Driven by high fuel prices, environmental regulations, and consumer demand, the market for hybrid electric vehicles (HEV) has experienced rapid growth. Every major automotive company produces an HEV. There are approximately fifty different HEV models on the market and over eight million HEVs already sold. In order to meet current and future demands in the HEV and PHEV markets, success will depend on engineering personnel knowing how to develop and manufacture HEV powertrains. This two day seminar will cover the fundamentals of HEV powertrain design.
The advent of digital computers and the availability of ever cheaper and faster micro processors have brought a tremendous amount of control system applications to the automotive industry in the last two decades. From engine and transmission systems, to virtually all chassis subsystems (brakes, suspensions, and steering), some level of computer control is present. Control systems theory is also being applied to comfort systems such as climate control and safety systems such as cruise control or collision mitigation systems.

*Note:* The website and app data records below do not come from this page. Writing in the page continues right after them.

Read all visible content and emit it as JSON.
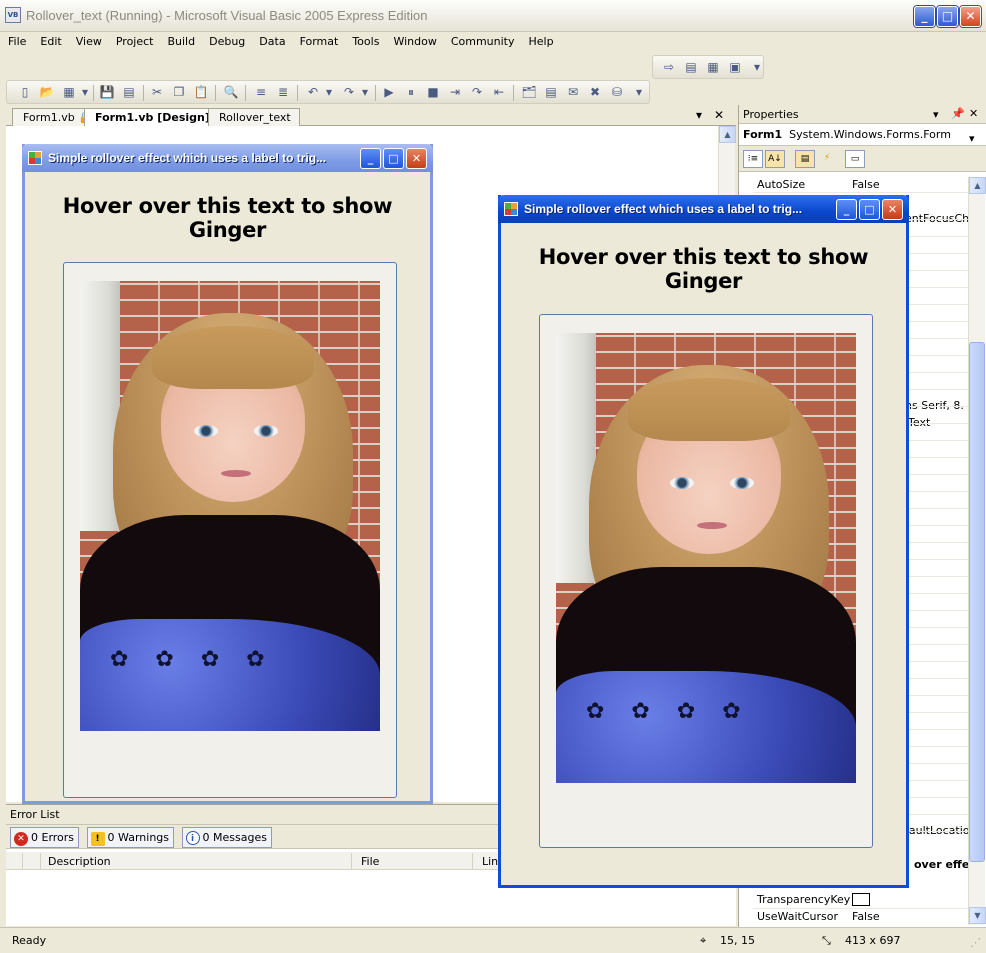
{
  "app": {
    "title": "Rollover_text (Running) - Microsoft Visual Basic 2005 Express Edition",
    "icon_text": "VB"
  },
  "window_controls": {
    "minimize": "_",
    "maximize": "□",
    "close": "✕"
  },
  "menu": [
    "File",
    "Edit",
    "View",
    "Project",
    "Build",
    "Debug",
    "Data",
    "Format",
    "Tools",
    "Window",
    "Community",
    "Help"
  ],
  "doc_tabs": [
    {
      "label": "Form1.vb",
      "active": false
    },
    {
      "label": "Form1.vb [Design]",
      "active": true
    },
    {
      "label": "Rollover_text",
      "active": false
    }
  ],
  "form": {
    "caption": "Simple rollover effect which uses a label to trig...",
    "heading": "Hover over this text to show Ginger"
  },
  "error_list": {
    "title": "Error List",
    "errors": "0 Errors",
    "warnings": "0 Warnings",
    "messages": "0 Messages",
    "columns": [
      "Description",
      "File",
      "Line"
    ]
  },
  "properties": {
    "title": "Properties",
    "object_name": "Form1",
    "object_type": "System.Windows.Forms.Form",
    "rows": [
      {
        "name": "AutoSize",
        "value": "False"
      },
      {
        "name": "",
        "value": "entFocusCha"
      },
      {
        "name": "",
        "value": "l"
      },
      {
        "name": "",
        "value": "ns Serif, 8."
      },
      {
        "name": "",
        "value": "lText"
      },
      {
        "name": "",
        "value": "faultLocatio"
      },
      {
        "name": "TransparencyKey",
        "value": ""
      },
      {
        "name": "UseWaitCursor",
        "value": "False"
      }
    ],
    "description_title": "over effe"
  },
  "status": {
    "left": "Ready",
    "position": "15, 15",
    "size": "413 x 697"
  }
}
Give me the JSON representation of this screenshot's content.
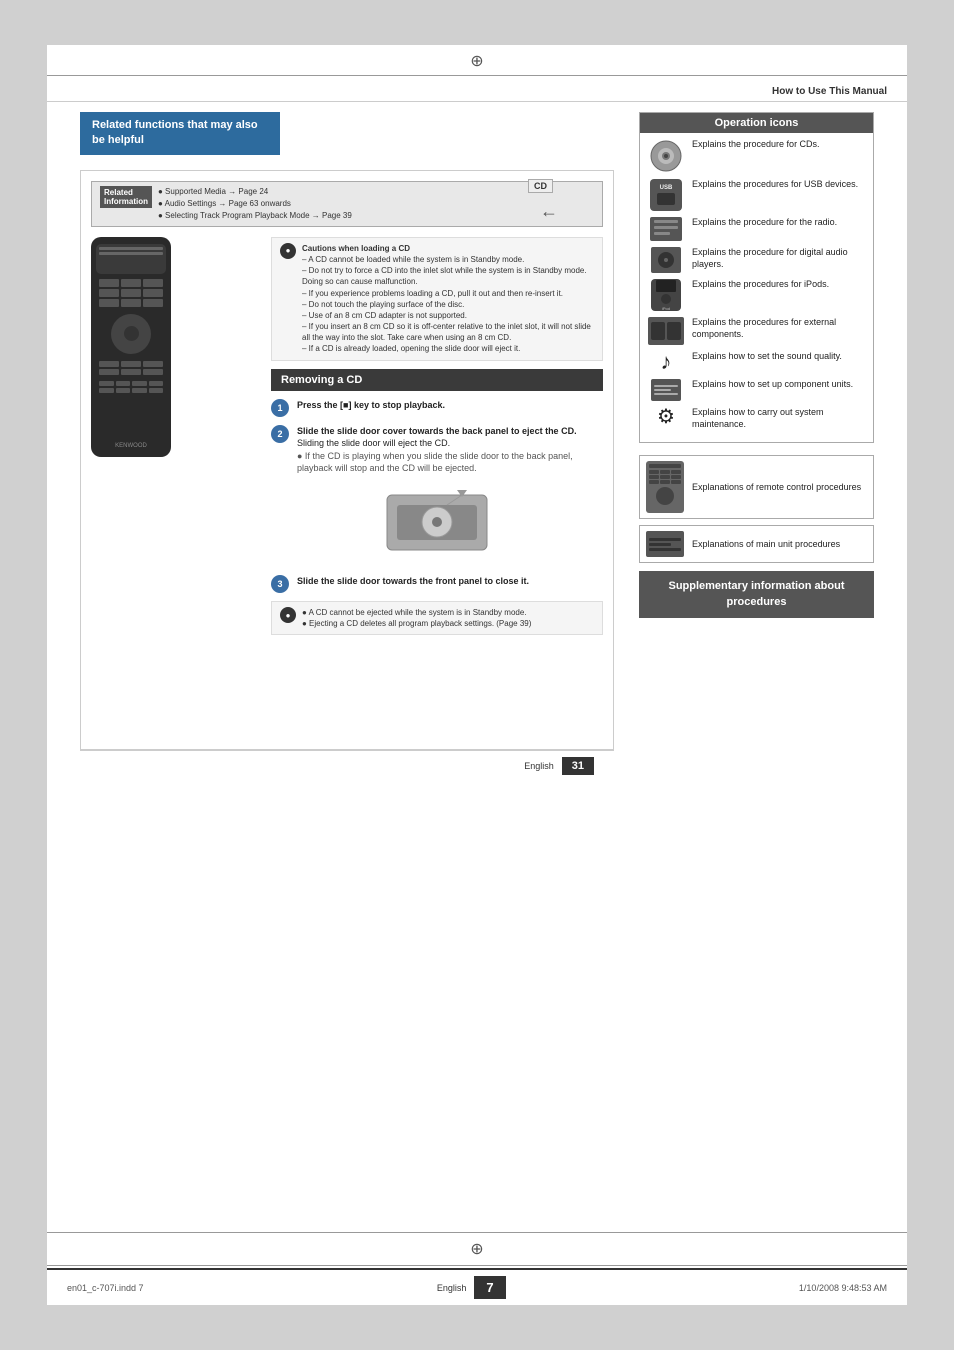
{
  "page": {
    "header": {
      "title": "How to Use This Manual"
    },
    "top_cross": "⊕",
    "bottom_cross": "⊕"
  },
  "right_panel": {
    "op_icons_title": "Operation icons",
    "icons": [
      {
        "id": "cd",
        "desc": "Explains the procedure for CDs."
      },
      {
        "id": "usb",
        "label": "USB",
        "desc": "Explains the procedures for USB devices."
      },
      {
        "id": "radio",
        "desc": "Explains the procedure for the radio."
      },
      {
        "id": "digital",
        "desc": "Explains the procedure for digital audio players."
      },
      {
        "id": "ipod",
        "label": "iPod",
        "desc": "Explains the procedures for iPods."
      },
      {
        "id": "external",
        "desc": "Explains the procedures for external components."
      },
      {
        "id": "sound",
        "desc": "Explains how to set the sound quality."
      },
      {
        "id": "setup",
        "desc": "Explains how to set up component units."
      },
      {
        "id": "maintenance",
        "desc": "Explains how to carry out system maintenance."
      }
    ],
    "explain_boxes": [
      {
        "id": "remote",
        "text": "Explanations of remote control procedures"
      },
      {
        "id": "main",
        "text": "Explanations of main unit procedures"
      }
    ],
    "supplementary": {
      "text": "Supplementary information about procedures"
    }
  },
  "left_panel": {
    "related_functions": {
      "label": "Related functions that may also be helpful"
    },
    "content_label": "CD",
    "related_info": {
      "label": "Related\nInformation",
      "items": [
        "● Supported Media → Page 24",
        "● Audio Settings → Page 63 onwards",
        "● Selecting Track Program Playback Mode → Page 39"
      ]
    },
    "caution_title": "Cautions when loading a CD",
    "cautions": [
      "A CD cannot be loaded while the system is in Standby mode.",
      "Do not try to force a CD into the inlet slot while the system is in Standby mode. Doing so can cause malfunction.",
      "If you experience problems loading a CD, pull it out and then re-insert it.",
      "Do not touch the playing surface of the disc.",
      "Use of an 8 cm CD adapter is not supported.",
      "If you insert an 8 cm CD so it is off-center relative to the inlet slot, it will not slide all the way into the slot. Take care when using an 8 cm CD.",
      "If a CD is already loaded, opening the slide door will eject it."
    ],
    "section_title": "Removing a CD",
    "steps": [
      {
        "num": "1",
        "text": "Press the [■] key to stop playback."
      },
      {
        "num": "2",
        "text": "Slide the slide door cover towards the back panel to eject the CD.",
        "detail": "Sliding the slide door will eject the CD.",
        "note": "● If the CD is playing when you slide the slide door to the back panel, playback will stop and the CD will be ejected."
      },
      {
        "num": "3",
        "text": "Slide the slide door towards the front panel to close it."
      }
    ],
    "final_notes": [
      "● A CD cannot be ejected while the system is in Standby mode.",
      "● Ejecting a CD deletes all program playback settings. (Page 39)"
    ]
  },
  "footer": {
    "language": "English",
    "page_num": "31"
  },
  "bottom_bar": {
    "file": "en01_c-707i.indd   7",
    "language": "English",
    "page": "7",
    "date": "1/10/2008   9:48:53 AM"
  }
}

This seminar provides an introduction to the fundamental concepts and evolution of passenger car and light truck 4x4/all-wheel drive (AWD) systems including the nomenclature utilized to describe these systems. Basic power transfer unit and transfer case design parameters, component application to system function, the future of AWD systems, and emerging technologies that may enable future systems are covered. This course is an excellent follow-up to the 98024-A Familiarization of Drivetrain Components seminar (which is designed for those who have limited experience with the total drivetrain).
Active Safety, Advanced Driver Assistance Systems (ADAS) are now being introduced to the marketplace as they serve as key enablers for anticipated autonomous driving systems. Automatic Emergency Braking (AEB) is one ADAS application which is either in the marketplace presently or under development as nearly all automakers have pledged to offer this technology by the year 2022. This one-day course is designed to provide an overview of the typical ADAS AEB system from multiple perspectives.

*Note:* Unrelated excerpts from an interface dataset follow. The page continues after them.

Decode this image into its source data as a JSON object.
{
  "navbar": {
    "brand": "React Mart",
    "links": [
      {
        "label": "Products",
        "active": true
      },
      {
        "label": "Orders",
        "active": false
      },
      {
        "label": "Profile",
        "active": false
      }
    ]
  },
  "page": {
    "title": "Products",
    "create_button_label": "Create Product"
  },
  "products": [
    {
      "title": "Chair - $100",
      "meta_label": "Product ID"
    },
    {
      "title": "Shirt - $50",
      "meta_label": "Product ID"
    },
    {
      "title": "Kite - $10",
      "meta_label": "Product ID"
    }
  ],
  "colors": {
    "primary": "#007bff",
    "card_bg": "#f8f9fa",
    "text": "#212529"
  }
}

The front of a car, though susceptible to the biggest impacts in terms of magnitude, has space and additional reinforcement to incorporate various safety measures. The rear has considerable amount of space to contain a proper crash box. The side of the car, though, doesn’t have this flexibility in design, the main limiting parameter being space. Any intrusion into the passenger cabin can result in serious injury or even death. The objective of this work is to improve the crashworthiness of a vehicle’s side so as to reduce intrusion into the passenger cabin. The work is focused on optimizing the door and B pillar. The optimized side panel is compared with the baseline model as per standard. ANSYS solver is used for the simulation. The optimized design applied to the door and B pillar will significantly improve crashworthiness of the vehicle side panel as a whole.
OBJECTIVE Race vehicles are designed to achieve higher lateral acceleration arising at cornering conditions. A focused study on the steady state handling of the car is essential for the analysis of such conditions. The transient response analysis of the car is also equally important to achieve best driver-car relationship and to quantify handling in the range suitable for a racing car. This research aims to investigate the design parameters responsible for the transient characteristics and optimize those design parameters. This research work examines the time-based analysis of the problem to truly capture the non-linear dynamics. Apart from tires, chassis can be tuned to optimize vehicle handling and hence the response times. METHODOLOGY To start with, the system is modelled with governing parameters and simulation is carried out to set baseline configurations. Steady state and transient handling simulations run independent of each other with independent logic, coded on MATLAB.